* Arguments to the shell can be specified via <tt>.SHELLFLAGS</tt>
** By default, it's <tt>-c</tt>, or <tt>-ec</tt> in POSIX mode
* Remember that errors in the body of a shell loop don't set the overall return value:
<pre>target:
        while true ; do false ; done</pre>
This recipe cannot be successfully completed! You can use<pre>target:
        set -e ; while true ; do false ; done</pre>or <pre>target:
        while true ; do false || exit ; done</pre>
The former is probably nicer, since you can then use ; in the place of &&, but it deviates from expected gmake semantics. In general, you don't want to be doing this kind of thing anyway; it's useful for cases like running unit testing on a set of inputs, where outputs won't be generated.

Latest revision as of 12:52, 17 February 2012

Important Special Targets

.DELETE_ON_ERROR

  • Generally, if make fails to build a target, and the target corresponds to a file, you want that file removed.
    • Why might this happen? Ctrl-c being pressed during a build. Multiple statements in a build recipe. Memory allocation failure during build. Any number of things.
  • By adding .DELETE_ON_ERROR to the Makefile, this becomes the default behavior.
    • kill -9'ing make will prevent this from happening! :/
  • gcc and some other tools will clean up on error, for some cases.

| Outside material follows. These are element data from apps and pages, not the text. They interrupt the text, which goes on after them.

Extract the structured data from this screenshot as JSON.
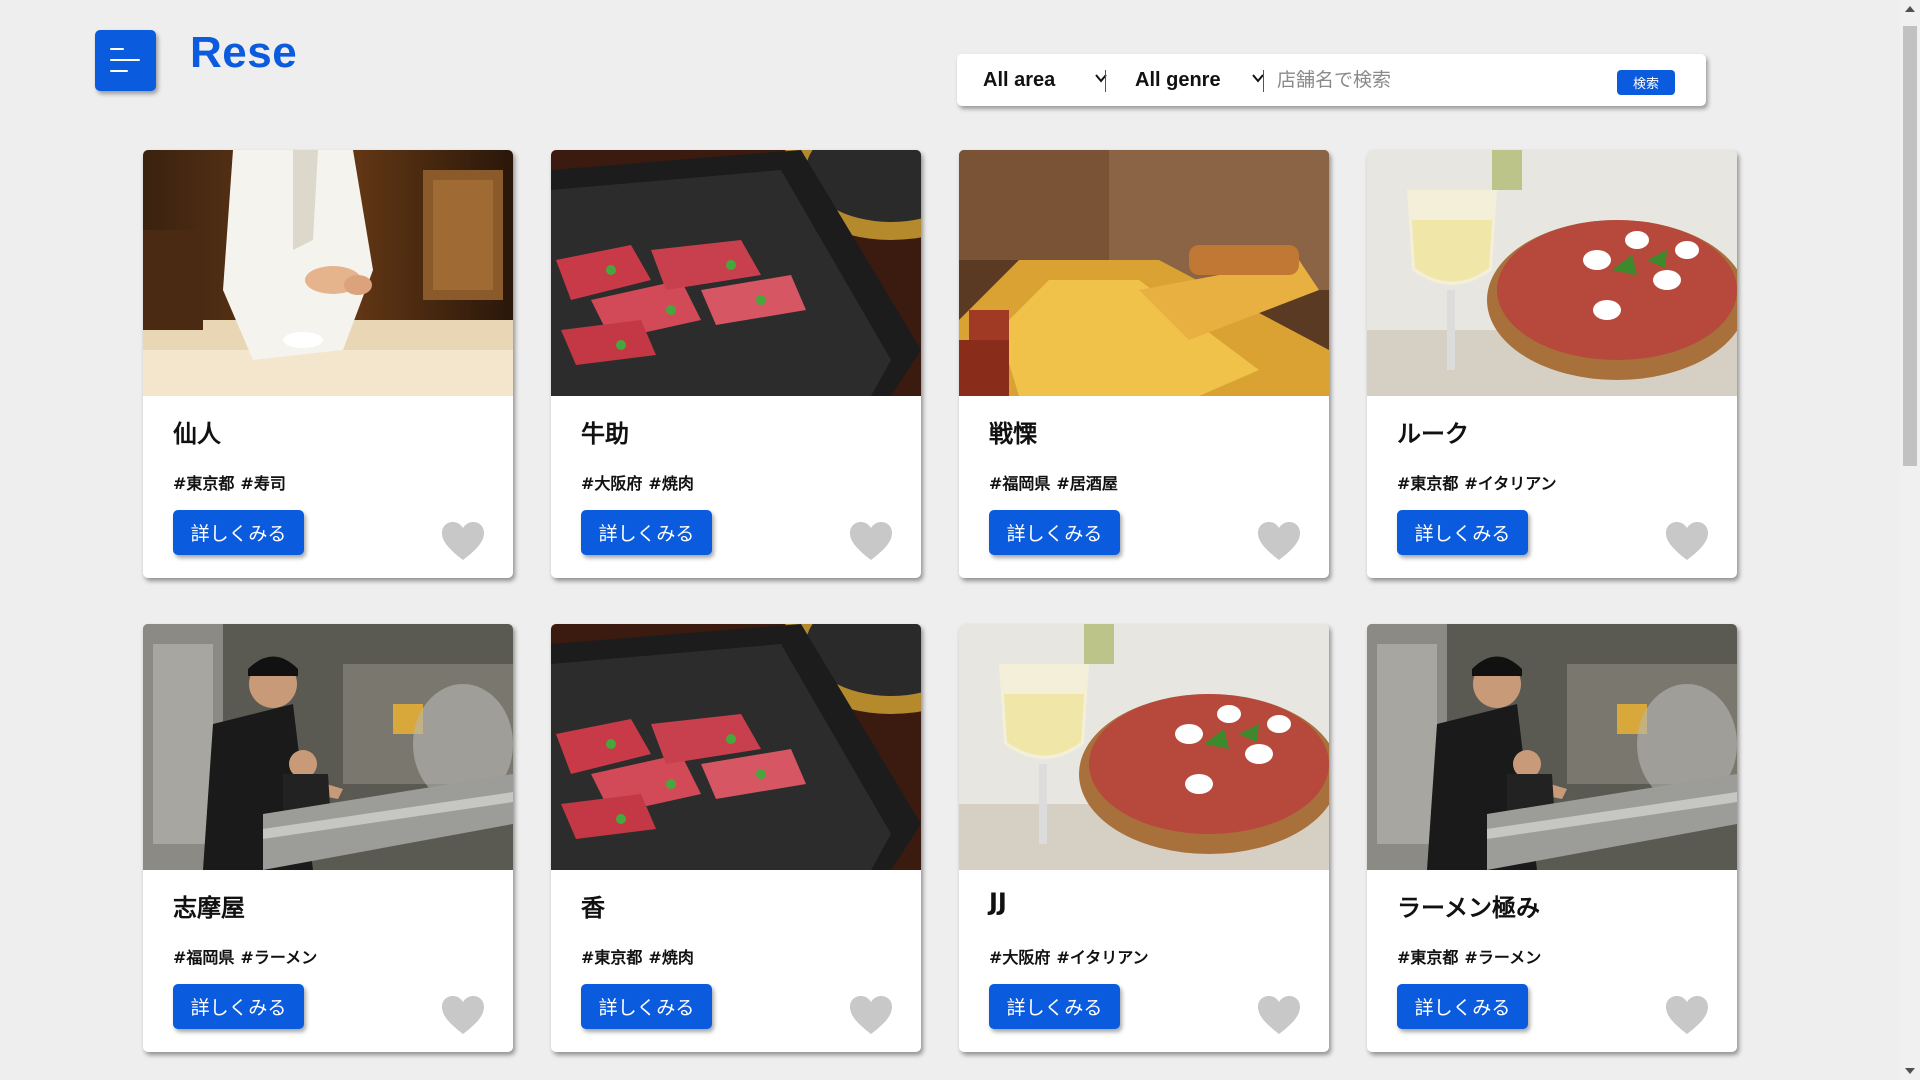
{
  "app": {
    "logo": "Rese",
    "brand_color": "#0b5bdf"
  },
  "menu": {
    "icon": "hamburger-menu-icon"
  },
  "search": {
    "area_selected": "All area",
    "genre_selected": "All genre",
    "placeholder": "店舗名で検索",
    "value": "",
    "button_label": "検索"
  },
  "shops": [
    {
      "name": "仙人",
      "area": "#東京都",
      "genre": "#寿司",
      "detail_label": "詳しくみる",
      "favorite": false,
      "image": "sushi"
    },
    {
      "name": "牛助",
      "area": "#大阪府",
      "genre": "#焼肉",
      "detail_label": "詳しくみる",
      "favorite": false,
      "image": "yakiniku"
    },
    {
      "name": "戦慄",
      "area": "#福岡県",
      "genre": "#居酒屋",
      "detail_label": "詳しくみる",
      "favorite": false,
      "image": "izakaya"
    },
    {
      "name": "ルーク",
      "area": "#東京都",
      "genre": "#イタリアン",
      "detail_label": "詳しくみる",
      "favorite": false,
      "image": "italian"
    },
    {
      "name": "志摩屋",
      "area": "#福岡県",
      "genre": "#ラーメン",
      "detail_label": "詳しくみる",
      "favorite": false,
      "image": "ramen"
    },
    {
      "name": "香",
      "area": "#東京都",
      "genre": "#焼肉",
      "detail_label": "詳しくみる",
      "favorite": false,
      "image": "yakiniku"
    },
    {
      "name": "JJ",
      "area": "#大阪府",
      "genre": "#イタリアン",
      "detail_label": "詳しくみる",
      "favorite": false,
      "image": "italian"
    },
    {
      "name": "ラーメン極み",
      "area": "#東京都",
      "genre": "#ラーメン",
      "detail_label": "詳しくみる",
      "favorite": false,
      "image": "ramen"
    }
  ]
}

Use .DELETE_ON_ERROR to be safe.

.PHONY:

  • GNU Make manual section 4.6, "Phony Targets"
  • clean, all, test targets ought almost always be .PHONY

.DEFAULT:

Make and subversion

  • After running make in a pristine tree, the output of svn status ought be empty. Use svn:ignore properties to ignore your generated files.
    • Most importantly, svn status should not show any entries in the 'M'odified state. This indicates either generated files being checked into source control, or the build process modifying source in-place (the same thing, really)
    • If svn:ignore is properly used, the following rule suffices as a project-independent clean target, assuming the presence of xmlstarlet:
      svn --xml --no-ignore status | xmlstarlet sel -t -m //entry -i "wc-status[@item='ignored']" -v @path -n | xargs rm -rf

bash interactions

  • The shell to use can be specified via $(SHELL). By default, /bin/sh is used
    • Unlike most variables, it cannot be inherited from the environment (except on Windows, where it is)
    • It is not exported by default to sub-Makes, but it can be
  • Arguments to the shell can be specified via .SHELLFLAGS
    • By default, it's -c, or -ec in POSIX mode
  • Remember that errors in the body of a shell loop don't set the overall return value:
target:
        while true ; do false ; done

This recipe cannot be successfully completed! You can use

target:
        set -e ; while true ; do false ; done

or

target:
        while true ; do false || exit ; done

The former is probably nicer, since you can then use ; in the place of &&, but it deviates from expected gmake semantics. In general, you don't want to be doing this kind of thing anyway; it's useful for cases like running unit testing on a set of inputs, where outputs won't be generated.